Some Cable Networks Could Get Rained On In Coming Months
While many note the economy -- and the media economy -- seems on firmer ground now than earlier this year, more than a few experts are also predicting more pain headed for major media companies. Not just in 2009, but in 2010.
Stock market analyst Richard Greenfield of Pali Capital, for one, says he is lowering estimates for Viacom's 2010 U.S. ad sales to a downturn of 3%, from a previous estimated 2% increase.
While Nickelodeon has some constant viewer results year in and year out, Greenfield is worried about the fickle viewership of MTV Network, VH1, and Comedy Central, believing those networks will have a hard time hanging on to viewers -- which also means uncertainty about hanging on to advertisers' budgets.
Established broadcast and cable networks (and their associated parent companies) hope for better days ahead compared to some of their second quarter earnings results.
All are betting that by selling less inventory now -- for the upcoming season during the recent upfront ad market -- and more commercials later, they'll get higher pricing in the quarter-by-quarter scatter markets.
Of course all this optimism is based on estimates that they'll be able to grow -- or at least maintain their viewership.
Continuing the trend of recent history, broadcast networks again lost share this past season and this summer. Cable still climbs incrementally -- a growth that's getting harder for the bigger, more established cable network groups to maintain.
Viacom, in particular, has had a harder time of it -- and not just MTV Network. VH1 just cancelled two reality shows due to some real-life tragedies. Spike TV was down 27% in prime time in the second quarter among total viewers.
Nickelodeon remains the dominant player for kids' programming, But the current advertising market only looks good for Nick should it take more share from other players, since the kids' TV advertising market has also fallen on hard times.
BET is the only decent story -- up 44% in its second quarter total viewers in prime time to 859,000, and up 35% to 449,000 total viewers when it comes to its 6 a.m. to 6 p.m. time period.

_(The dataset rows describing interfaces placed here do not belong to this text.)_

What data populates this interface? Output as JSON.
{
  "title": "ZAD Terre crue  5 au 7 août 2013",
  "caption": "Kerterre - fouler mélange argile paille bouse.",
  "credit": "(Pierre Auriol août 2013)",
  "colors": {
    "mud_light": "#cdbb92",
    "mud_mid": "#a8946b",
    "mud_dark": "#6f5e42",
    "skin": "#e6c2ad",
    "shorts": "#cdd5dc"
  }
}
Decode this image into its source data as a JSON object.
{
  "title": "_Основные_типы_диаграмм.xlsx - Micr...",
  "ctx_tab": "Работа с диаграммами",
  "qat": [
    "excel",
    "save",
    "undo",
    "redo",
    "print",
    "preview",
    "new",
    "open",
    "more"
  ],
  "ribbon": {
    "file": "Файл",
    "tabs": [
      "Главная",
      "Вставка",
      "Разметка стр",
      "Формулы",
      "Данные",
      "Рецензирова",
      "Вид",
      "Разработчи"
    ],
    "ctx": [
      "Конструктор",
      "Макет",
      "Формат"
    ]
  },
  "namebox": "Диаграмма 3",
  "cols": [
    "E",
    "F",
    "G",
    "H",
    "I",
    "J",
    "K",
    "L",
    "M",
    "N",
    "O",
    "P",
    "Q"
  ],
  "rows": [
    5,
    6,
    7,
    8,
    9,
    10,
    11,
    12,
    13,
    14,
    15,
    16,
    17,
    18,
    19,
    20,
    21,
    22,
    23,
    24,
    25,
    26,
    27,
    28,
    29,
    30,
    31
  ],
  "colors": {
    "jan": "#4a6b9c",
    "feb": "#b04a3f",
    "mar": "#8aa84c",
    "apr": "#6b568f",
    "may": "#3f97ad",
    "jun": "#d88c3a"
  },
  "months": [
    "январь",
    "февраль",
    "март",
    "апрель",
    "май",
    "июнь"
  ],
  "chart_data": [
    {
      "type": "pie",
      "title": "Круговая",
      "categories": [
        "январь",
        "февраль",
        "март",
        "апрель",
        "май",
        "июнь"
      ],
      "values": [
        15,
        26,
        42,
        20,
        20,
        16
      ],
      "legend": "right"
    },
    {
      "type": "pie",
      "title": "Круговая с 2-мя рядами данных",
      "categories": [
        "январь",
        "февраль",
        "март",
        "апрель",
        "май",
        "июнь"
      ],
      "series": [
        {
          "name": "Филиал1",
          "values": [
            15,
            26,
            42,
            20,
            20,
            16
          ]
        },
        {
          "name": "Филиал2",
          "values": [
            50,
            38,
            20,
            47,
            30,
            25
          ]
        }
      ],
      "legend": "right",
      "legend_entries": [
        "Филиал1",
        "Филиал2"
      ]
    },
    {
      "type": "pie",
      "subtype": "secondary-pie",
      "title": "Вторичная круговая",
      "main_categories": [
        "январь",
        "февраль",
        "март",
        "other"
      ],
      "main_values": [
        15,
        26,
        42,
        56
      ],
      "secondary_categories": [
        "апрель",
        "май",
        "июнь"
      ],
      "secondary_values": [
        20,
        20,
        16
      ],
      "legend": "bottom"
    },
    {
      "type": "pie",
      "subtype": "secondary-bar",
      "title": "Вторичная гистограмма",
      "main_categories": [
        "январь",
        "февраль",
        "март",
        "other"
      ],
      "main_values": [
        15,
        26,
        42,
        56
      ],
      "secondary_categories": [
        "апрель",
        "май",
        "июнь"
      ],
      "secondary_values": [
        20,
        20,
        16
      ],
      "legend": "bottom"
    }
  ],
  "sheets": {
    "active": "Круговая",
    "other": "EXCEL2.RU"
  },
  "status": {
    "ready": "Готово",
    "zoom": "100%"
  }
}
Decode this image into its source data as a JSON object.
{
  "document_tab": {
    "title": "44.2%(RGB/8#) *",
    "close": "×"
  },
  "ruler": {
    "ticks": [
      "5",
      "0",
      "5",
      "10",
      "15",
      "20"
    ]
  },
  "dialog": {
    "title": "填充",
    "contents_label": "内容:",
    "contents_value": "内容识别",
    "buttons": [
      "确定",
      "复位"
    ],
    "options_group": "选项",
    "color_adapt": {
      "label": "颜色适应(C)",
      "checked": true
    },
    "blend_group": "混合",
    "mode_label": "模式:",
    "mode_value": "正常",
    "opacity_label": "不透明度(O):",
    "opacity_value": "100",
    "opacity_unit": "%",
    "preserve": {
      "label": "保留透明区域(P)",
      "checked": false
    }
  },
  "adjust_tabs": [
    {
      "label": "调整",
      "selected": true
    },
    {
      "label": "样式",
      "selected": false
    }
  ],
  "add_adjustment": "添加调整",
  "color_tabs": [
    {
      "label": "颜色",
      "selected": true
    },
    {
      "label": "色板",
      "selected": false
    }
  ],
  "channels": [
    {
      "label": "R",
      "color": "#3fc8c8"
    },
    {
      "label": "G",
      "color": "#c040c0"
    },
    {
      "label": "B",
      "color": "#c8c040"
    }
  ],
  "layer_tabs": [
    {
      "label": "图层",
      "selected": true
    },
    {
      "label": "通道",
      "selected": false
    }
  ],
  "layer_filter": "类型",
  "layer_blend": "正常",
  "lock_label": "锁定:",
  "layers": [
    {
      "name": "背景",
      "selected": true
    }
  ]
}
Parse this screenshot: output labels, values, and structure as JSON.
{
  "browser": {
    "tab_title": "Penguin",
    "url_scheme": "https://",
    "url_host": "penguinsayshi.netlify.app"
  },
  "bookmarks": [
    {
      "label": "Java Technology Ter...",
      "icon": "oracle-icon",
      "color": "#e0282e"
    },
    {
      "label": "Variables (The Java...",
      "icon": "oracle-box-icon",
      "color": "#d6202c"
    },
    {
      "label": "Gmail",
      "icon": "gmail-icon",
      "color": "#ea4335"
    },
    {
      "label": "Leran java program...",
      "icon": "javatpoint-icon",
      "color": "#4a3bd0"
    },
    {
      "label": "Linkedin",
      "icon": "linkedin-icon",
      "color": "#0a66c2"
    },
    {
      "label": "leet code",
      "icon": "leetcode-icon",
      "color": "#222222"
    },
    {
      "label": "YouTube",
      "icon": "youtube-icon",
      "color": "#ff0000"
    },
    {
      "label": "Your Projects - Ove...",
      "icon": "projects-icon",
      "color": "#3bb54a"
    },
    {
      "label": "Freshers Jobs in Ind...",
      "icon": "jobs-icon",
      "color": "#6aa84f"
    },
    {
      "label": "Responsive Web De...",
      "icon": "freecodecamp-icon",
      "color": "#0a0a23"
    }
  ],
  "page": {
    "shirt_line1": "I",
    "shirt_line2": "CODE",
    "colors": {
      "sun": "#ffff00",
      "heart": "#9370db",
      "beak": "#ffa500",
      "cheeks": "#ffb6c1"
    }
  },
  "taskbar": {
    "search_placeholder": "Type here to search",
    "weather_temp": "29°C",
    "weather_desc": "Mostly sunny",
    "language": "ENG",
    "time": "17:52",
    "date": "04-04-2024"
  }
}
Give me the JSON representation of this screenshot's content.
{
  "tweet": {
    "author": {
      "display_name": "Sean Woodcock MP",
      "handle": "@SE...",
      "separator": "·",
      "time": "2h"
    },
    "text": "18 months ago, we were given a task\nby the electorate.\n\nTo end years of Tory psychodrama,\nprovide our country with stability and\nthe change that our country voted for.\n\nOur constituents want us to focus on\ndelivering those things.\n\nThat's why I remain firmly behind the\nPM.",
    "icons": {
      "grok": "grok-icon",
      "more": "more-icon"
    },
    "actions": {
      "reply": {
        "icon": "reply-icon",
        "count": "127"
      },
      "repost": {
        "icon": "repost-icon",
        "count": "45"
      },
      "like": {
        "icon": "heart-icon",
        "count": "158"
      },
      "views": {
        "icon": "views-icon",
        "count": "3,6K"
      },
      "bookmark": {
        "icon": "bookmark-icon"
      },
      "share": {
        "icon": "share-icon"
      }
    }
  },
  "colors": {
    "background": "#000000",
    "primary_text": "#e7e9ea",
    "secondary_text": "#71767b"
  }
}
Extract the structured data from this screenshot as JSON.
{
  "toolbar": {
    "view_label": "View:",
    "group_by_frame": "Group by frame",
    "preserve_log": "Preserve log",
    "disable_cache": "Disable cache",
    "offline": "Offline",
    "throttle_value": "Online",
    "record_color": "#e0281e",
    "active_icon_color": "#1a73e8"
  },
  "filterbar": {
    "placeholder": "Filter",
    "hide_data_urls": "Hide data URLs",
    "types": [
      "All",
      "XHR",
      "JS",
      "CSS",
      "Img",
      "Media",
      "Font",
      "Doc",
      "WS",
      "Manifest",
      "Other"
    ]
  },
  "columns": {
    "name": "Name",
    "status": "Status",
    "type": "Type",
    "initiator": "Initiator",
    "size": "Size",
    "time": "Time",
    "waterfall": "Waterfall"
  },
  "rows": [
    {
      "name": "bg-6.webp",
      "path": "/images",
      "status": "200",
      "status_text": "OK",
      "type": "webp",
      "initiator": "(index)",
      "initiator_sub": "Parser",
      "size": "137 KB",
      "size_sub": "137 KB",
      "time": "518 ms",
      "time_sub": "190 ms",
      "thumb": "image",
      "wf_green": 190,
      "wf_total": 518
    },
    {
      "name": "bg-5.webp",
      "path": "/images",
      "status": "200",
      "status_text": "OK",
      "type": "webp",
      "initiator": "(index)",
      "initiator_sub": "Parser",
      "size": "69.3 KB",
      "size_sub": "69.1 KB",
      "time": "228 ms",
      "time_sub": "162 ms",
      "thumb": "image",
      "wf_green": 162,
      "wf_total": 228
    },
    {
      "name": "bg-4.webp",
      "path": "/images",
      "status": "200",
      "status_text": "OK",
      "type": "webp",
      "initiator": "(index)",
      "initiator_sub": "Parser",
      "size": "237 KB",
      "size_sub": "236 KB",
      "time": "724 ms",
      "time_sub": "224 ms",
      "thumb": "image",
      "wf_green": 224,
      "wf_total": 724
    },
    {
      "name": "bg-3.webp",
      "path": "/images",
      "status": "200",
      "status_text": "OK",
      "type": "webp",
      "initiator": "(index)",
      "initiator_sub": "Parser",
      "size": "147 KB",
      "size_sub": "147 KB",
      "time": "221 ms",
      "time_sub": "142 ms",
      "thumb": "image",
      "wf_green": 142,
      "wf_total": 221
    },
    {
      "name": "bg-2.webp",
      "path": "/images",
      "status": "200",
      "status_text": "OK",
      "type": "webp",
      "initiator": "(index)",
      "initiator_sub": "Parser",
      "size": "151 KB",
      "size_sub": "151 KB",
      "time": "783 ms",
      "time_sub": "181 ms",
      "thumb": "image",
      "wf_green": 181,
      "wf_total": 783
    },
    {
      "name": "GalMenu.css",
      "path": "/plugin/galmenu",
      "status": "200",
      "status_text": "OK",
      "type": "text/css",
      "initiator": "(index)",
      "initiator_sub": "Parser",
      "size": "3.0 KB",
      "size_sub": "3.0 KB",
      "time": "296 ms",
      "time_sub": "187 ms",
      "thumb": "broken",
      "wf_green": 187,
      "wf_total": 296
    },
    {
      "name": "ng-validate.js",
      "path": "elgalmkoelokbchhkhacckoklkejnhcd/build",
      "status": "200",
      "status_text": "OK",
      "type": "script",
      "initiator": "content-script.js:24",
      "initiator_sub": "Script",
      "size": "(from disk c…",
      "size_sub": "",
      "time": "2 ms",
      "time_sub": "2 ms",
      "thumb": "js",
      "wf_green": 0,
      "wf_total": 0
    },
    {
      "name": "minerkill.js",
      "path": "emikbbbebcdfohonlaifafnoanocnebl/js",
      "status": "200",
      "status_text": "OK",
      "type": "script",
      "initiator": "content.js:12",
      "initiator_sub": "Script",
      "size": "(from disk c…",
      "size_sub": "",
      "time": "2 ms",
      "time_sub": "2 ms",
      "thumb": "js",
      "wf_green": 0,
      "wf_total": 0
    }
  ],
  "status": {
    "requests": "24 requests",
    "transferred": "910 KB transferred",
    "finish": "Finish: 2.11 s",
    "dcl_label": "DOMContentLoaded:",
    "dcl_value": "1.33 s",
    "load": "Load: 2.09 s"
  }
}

But other big networks had it rough in the period. Lfetime was down 28% in prime time among total viewers; Hallmark was off 22%; MTV declined 14%; Sci-Fi Channel dropped 12%; TBS and Cartoon Network were each down 7%; and ABC Family lost 4%.
Many, no doubt, will improve. But cable is increasingly no longer immune to failure, as it was for decades. Despite the overall industry headlines, cable networks can get caught in their own viewer hurricanes.